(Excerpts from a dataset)
..............................
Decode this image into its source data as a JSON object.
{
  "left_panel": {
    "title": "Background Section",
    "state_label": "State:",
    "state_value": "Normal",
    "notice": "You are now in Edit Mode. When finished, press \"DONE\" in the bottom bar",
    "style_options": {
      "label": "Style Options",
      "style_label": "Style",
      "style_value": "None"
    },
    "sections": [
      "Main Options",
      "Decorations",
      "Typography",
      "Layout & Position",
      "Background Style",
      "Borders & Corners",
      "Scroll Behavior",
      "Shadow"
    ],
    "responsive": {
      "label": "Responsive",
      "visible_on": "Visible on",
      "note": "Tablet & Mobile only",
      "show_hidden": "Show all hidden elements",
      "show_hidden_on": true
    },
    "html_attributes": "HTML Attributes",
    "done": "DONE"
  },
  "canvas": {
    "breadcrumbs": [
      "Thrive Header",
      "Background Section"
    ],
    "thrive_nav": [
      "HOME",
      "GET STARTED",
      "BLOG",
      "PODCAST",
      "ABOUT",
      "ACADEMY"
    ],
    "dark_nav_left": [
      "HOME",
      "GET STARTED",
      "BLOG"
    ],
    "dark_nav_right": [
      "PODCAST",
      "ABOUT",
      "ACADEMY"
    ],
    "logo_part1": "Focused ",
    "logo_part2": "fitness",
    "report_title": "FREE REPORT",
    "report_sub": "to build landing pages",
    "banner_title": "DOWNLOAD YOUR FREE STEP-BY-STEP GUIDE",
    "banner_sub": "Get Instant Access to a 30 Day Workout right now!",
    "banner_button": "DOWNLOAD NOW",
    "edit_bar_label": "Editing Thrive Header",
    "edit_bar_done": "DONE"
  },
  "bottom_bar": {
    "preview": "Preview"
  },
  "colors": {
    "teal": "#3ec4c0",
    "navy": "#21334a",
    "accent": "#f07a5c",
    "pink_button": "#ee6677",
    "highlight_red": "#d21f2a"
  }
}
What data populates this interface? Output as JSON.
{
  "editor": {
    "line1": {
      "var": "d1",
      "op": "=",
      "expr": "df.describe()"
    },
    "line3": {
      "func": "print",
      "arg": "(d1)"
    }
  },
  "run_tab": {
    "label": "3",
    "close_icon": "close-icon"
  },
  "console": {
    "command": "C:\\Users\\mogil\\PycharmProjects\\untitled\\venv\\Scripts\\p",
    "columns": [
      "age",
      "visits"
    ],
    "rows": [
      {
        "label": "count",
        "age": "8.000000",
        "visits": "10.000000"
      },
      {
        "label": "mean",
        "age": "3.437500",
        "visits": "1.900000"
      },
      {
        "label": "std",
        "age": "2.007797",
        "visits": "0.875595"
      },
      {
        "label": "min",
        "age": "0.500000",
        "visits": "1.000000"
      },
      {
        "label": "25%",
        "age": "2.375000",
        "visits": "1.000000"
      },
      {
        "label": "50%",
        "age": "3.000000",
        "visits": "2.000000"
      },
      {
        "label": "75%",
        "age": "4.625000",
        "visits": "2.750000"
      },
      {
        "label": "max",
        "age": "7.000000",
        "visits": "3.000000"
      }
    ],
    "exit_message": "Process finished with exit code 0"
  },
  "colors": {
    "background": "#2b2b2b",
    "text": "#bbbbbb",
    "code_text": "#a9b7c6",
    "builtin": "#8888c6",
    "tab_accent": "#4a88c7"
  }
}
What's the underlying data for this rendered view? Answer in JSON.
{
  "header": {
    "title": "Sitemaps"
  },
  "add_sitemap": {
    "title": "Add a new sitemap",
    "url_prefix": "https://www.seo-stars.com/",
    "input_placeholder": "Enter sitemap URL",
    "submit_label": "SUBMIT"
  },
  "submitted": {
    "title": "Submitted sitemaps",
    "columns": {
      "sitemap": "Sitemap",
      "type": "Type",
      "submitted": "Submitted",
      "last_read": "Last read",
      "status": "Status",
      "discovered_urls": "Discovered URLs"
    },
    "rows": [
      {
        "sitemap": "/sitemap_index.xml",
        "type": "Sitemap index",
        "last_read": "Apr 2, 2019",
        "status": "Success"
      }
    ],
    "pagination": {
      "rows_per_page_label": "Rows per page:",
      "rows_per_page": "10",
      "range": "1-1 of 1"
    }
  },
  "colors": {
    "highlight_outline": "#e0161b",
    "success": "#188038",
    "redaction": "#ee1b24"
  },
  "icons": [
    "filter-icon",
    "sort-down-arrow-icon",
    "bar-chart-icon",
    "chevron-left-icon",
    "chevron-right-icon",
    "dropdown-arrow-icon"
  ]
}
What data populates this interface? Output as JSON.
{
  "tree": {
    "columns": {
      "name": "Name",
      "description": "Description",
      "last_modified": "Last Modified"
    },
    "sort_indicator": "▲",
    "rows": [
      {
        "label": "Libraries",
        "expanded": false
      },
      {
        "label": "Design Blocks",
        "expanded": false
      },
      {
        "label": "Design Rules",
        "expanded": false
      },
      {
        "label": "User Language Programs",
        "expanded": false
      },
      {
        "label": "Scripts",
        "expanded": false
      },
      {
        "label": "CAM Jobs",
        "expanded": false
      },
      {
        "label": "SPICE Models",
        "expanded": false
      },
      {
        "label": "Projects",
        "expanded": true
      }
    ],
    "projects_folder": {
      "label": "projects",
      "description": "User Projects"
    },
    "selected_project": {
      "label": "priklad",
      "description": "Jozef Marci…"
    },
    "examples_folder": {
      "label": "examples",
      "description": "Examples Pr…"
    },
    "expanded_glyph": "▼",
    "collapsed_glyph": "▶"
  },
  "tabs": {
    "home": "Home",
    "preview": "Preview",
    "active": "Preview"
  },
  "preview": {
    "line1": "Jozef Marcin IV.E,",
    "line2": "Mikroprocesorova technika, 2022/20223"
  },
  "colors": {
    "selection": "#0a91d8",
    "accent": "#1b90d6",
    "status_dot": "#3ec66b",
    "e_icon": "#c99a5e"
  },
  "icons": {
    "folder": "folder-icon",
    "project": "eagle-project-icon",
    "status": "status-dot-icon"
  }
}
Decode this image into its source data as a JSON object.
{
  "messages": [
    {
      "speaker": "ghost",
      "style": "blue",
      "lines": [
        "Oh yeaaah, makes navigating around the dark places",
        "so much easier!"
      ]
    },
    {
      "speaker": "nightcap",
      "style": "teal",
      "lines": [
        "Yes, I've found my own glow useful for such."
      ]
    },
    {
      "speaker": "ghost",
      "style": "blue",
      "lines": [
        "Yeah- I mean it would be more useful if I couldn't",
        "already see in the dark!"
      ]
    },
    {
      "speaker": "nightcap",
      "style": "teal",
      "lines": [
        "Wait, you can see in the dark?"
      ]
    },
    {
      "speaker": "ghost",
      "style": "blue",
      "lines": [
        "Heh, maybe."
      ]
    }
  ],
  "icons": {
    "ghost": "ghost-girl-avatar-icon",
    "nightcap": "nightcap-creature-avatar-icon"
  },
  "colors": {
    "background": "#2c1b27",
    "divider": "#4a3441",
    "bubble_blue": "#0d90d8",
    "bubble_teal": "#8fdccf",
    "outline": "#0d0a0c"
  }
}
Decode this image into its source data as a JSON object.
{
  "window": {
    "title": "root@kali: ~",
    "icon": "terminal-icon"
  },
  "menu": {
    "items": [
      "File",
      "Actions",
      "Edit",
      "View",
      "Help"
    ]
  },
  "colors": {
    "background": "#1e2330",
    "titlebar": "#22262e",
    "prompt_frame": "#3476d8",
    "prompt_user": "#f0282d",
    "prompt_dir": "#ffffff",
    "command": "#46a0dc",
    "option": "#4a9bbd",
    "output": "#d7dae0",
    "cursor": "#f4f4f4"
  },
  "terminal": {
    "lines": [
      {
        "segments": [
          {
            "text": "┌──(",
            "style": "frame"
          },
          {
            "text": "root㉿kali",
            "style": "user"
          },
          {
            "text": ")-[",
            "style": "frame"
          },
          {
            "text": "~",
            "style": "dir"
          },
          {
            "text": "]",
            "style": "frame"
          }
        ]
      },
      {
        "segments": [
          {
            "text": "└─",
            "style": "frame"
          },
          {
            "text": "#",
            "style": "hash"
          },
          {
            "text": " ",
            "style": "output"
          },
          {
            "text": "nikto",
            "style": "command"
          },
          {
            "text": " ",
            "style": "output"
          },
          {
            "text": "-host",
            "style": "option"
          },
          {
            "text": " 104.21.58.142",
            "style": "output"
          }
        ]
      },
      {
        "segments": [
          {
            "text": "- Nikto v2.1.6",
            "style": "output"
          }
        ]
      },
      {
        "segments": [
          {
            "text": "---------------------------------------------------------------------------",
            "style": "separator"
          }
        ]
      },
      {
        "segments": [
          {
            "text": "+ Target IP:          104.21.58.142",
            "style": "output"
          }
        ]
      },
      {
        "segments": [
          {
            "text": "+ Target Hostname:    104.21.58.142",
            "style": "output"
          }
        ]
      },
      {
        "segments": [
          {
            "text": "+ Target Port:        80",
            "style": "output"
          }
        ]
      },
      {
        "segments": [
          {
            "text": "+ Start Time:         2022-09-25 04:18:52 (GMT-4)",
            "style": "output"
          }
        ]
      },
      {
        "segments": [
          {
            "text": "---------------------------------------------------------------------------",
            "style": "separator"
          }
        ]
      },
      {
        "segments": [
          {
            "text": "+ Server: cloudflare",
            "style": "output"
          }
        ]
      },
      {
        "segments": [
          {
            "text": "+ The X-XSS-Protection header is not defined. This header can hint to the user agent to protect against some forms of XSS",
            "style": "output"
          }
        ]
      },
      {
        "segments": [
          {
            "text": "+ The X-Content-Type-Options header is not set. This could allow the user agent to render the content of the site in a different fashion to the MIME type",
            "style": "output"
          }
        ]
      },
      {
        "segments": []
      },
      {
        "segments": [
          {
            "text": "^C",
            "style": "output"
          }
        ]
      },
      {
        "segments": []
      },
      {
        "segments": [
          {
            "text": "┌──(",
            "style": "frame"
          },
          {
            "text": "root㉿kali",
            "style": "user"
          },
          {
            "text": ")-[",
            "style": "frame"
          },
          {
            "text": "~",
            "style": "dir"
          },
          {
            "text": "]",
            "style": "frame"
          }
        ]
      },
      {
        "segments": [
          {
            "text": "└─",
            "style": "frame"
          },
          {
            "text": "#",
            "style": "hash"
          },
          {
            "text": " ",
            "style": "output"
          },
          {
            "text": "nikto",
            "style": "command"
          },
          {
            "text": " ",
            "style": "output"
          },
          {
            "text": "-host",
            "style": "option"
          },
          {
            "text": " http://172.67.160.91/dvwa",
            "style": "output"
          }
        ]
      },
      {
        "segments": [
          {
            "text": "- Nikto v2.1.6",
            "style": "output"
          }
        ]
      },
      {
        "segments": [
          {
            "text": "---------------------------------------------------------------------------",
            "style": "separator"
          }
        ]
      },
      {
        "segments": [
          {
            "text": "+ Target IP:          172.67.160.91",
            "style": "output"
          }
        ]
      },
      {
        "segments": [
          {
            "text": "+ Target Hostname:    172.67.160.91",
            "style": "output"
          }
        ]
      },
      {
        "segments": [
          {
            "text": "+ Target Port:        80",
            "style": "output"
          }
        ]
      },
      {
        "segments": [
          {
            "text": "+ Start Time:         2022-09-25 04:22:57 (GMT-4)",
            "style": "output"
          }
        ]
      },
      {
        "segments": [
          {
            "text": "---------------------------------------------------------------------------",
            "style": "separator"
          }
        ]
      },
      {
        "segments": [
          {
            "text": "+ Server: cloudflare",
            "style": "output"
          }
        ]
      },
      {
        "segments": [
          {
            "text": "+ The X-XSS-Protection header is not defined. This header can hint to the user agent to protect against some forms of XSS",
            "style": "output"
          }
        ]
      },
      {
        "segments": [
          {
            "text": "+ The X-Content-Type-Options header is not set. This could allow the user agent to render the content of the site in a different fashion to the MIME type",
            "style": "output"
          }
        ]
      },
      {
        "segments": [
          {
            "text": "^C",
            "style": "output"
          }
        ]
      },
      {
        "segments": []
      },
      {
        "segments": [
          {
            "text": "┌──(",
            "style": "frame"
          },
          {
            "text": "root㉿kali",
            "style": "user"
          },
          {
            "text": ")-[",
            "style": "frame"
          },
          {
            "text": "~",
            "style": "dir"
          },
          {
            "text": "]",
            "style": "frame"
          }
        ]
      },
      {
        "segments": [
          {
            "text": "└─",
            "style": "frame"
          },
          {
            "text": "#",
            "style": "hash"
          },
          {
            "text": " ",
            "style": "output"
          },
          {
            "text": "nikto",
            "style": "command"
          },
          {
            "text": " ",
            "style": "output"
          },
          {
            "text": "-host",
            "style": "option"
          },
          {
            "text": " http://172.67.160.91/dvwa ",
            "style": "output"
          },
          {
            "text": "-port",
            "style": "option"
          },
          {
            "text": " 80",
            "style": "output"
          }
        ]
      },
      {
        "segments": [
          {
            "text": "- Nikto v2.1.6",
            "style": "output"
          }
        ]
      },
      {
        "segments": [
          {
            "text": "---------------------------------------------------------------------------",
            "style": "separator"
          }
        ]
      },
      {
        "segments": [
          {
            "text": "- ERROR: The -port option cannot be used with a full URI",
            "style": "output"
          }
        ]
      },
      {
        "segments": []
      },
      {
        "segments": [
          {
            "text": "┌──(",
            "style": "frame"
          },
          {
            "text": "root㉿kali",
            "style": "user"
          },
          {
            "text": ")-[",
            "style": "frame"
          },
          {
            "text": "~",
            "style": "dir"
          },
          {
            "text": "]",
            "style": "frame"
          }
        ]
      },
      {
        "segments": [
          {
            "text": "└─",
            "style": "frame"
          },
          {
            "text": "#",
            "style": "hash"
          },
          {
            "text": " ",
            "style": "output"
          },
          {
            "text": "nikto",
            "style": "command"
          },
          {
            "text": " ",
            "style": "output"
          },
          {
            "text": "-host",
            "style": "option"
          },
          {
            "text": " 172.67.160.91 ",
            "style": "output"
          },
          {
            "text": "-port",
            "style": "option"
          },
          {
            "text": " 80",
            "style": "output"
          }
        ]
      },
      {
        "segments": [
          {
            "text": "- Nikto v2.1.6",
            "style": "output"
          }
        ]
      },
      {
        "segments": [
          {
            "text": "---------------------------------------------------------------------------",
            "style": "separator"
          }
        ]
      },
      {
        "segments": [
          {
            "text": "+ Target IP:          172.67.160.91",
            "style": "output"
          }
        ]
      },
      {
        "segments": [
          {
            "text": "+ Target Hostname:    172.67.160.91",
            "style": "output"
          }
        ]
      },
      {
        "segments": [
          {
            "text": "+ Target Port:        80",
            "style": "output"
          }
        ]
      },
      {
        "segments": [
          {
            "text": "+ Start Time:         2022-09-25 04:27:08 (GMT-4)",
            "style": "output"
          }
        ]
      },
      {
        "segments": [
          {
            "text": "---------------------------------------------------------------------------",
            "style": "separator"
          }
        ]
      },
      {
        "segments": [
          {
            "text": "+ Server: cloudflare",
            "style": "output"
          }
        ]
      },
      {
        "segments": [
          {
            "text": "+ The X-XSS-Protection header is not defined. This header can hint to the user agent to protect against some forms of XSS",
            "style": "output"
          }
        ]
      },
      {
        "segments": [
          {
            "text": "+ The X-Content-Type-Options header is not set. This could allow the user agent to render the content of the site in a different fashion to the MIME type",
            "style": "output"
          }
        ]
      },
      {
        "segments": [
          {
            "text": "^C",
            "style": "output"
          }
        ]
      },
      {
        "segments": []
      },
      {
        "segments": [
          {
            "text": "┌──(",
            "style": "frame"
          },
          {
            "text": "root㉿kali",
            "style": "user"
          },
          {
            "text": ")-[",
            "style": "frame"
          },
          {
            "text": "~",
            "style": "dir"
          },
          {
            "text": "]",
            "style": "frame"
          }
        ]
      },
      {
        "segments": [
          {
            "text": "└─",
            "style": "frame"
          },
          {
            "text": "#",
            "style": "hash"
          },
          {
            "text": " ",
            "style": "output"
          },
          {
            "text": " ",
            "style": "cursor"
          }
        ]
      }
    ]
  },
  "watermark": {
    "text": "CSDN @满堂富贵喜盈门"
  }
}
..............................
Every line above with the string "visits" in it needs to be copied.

      "visits"
        "visits": "10.000000"
        "visits": "1.900000"
        "visits": "0.875595"
        "visits": "1.000000"
        "visits": "1.000000"
        "visits": "2.000000"
        "visits": "2.750000"
        "visits": "3.000000"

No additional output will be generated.